I've always liked high places; perhaps that is why I live in Colorado.
This is a long trip; the length of which is familiar to every single adoptive parent reading this who has traveled half way around the world to adopt the child of your dreams. I am on my way to Moscow to represent FRUA INC at a global meeting whose purpose is to find ways to peacefully cooperate, reducing tensions between the west and Russia. Many minds more brilliant than mine will be there; scientists, scholars, cultural attaches, former ambassadors, military leaders, human rights activists, policy folks. But not a one of them is going with the view point that I want to share with them on your behalf.
I'm going, to try to make sure that they know that FRUA, INC exist to offer hope help and community to adoptive families, and that a high percentage of our membership, and other thousands of families who come to us, have adopted children in Russia. I'm going, to tell them the real story of our families – of our challenges, yes – but also of our successes. I'm going, to share our belief that it is a basic human right to grow up in a family that loves you and protects you and gets you the help you need to reach your potential, whatever that may be. I'm going, to add the voices of our families to the conversation about what it will take to get us working together again, instead of against each other.

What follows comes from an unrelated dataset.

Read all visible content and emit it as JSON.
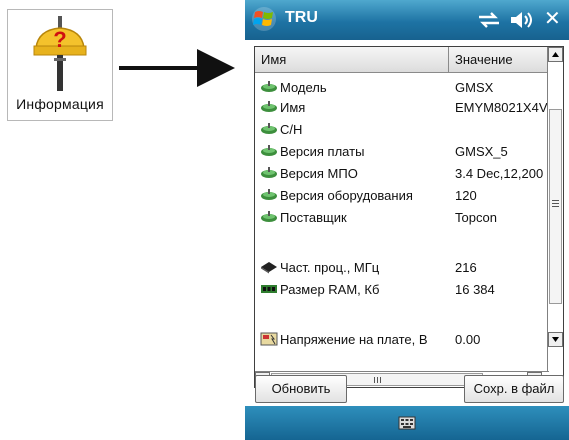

There is this simple truth; that when we set out to dehumanize any group of people, we divide into “them” and “us.” “Those people” and “our people.” Such words shut down conversation; divide people on opposite sides of issues, close minds, cause conflicts, start wars.
As someone who has been married a long while, I can admit that there are usually at least two sides to every conflict; neither side all right, nor all wrong. My husband would no doubt say that more often than not, I'm wrong, and he is probably right. To try to live peaceably together, let alone cooperate, all of us must resist the stark divide created when words like “good” or “bad,” “worthy” or “not worthy,” “right or wrong,” “adoptable” or “un-adoptable,” are used to describe, a government, a people, a family, or a child. “ Some say that all of us have a little graft in us. I like to think that all of us have more than a little good in us too.
For this trip, with these purposes, FRUA is not taking sides; it is standing firmly where it always does, on the promise we have been fulfilling for the past twenty years; offering hope, help, and community for adoptive families.
National board of Directors